There is the generic bio. If you want to know more about me and what got me into this crazy business, read on. You can find out what makes me tick and the motivations for what I do. It's all about giving back. Karma is everything. And you have to leave some sort of mark on this world while you're here. <br/><br/>
I have been a fan of comedy for as long as I can remember. Even as a child, I loved a good laugh. I used to stay up and watch The Tonight Show every night. I remember how I used to record the comedians and learn their sets. I think this was what started it all. Later, I started to like sitcoms and funny movies. Movies like Airplane and Caddyshack and TV shows like MASH, Cheers, and Soap really got me interested in comedy. I think these shows taught me how to write comedy. There is a certain rhythm and timing to comedy. These were the first pieces to the puzzle. <br/><br/>

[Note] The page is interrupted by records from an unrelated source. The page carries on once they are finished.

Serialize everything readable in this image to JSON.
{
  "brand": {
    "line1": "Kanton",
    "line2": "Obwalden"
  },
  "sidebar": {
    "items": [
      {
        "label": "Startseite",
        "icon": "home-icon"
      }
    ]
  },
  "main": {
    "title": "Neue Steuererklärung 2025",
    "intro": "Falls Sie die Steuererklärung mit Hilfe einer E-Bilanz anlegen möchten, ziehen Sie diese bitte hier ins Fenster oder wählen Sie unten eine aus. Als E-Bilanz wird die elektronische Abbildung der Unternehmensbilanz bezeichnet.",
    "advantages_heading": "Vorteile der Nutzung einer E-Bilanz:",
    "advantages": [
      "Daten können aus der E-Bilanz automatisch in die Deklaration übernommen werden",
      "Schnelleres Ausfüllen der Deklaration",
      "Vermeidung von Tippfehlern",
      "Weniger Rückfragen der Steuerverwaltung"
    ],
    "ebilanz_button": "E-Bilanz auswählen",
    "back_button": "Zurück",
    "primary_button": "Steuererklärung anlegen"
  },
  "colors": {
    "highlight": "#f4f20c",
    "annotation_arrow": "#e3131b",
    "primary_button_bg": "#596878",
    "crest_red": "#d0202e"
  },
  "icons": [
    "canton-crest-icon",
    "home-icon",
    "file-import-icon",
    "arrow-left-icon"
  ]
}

I was always influenced by comedians. Richard Pryor, Rodney Dangerfield, Robin William, Steve Martin, Bill Murray, Tom Hanks and others showed me different kinds of comedy. Richard Taught me to just be yourself and use your own voice--and to give voices to other things that can't speak. Rodney taught me that you can keep hitting an audience and not let them up. Robin Williams taught about improvisation--a mainstay in my act. Steve Martin taught me that you could just be stupid and kill. Bill Murray and Tom Hanks showed me how to be the life of the party, so to speak--to be fun. The common denominator of all these styles is being real, even when you are talking about something that isn't. I learned early that comedy comes in all shapes and sizes. I think that's why my comedy can't be put into one category. I don't want to write any one style of comedy. I want my audience to always be on their toes. You don't need to know what's coming. Just trust that it'll be funny. The one thing that all of these men taught me is that you have to give back.<br/><br/>
I feel that the foundation for me becoming a comic was built early--without me knowing it. I realized through my teens, and even in college, people would tell me I should become a comedian. There was only one thing stopping me. I realized the first time I got up on stage at open mic that I had stage fright. So, I quit after a couple of months. Then I started up again about five years later. Butterflies kicked my ass again. Then one day, about six years later, I was watching some comics on TV. I just said to myself, "I have to give a real shot." I realized that day that if I didn't do this, it would haunt me forever. This meant that I had to get over the stage fright. This meant I had to get comfortable with myself. I understood that the best comics leave themselves on the stage--the ultimate vulnerability. This is what makes a lot of people quit or fail to excel in this business. It is hard to bare your soul and risk rejection. It would be easy if I new everyone was going to laugh. But that is far from how it is when you start out. So, anyway, I decided to give it an honest chance--and I am glad I did. I put myself out there and, thank goodness, they laughed.<br/><br/>
Once I realized I could make people laugh, I had to learn how to be a comedian. There is so much more to it than just getting up there and telling jokes. You have to find your voice--this takes a while. You have to learn the business. Yes, it is a business and you are a commodity. Being a comedian means constantly selling yourself. And just like any other product, you put it out there and hope the word spreads. So far, I have been lucky. Also, I have had the opportunity to work with and learn from some of the best comedian in the world. I am also blessed in the fact that I am well received everywhere I go. I am living the dream. I'm giving back what those great comedians gave me as a boy. I know that I make a difference in peoples lives. One of the best compliments I have received was a lady telling me that she just had surgery and I made her bust her stitches. That may sound weird to some of you. But, I made her laugh so hard, her stitches broke. She had to go get her stitches fixed and she didn't care. Not only that, she is now a BIg Ed fan. It is rewarding to know that my fan base is getting bigger all the time. This is so important to me because, without my fans, I am nothing. So get on Big Ed's laugh train--last stop, the top!!!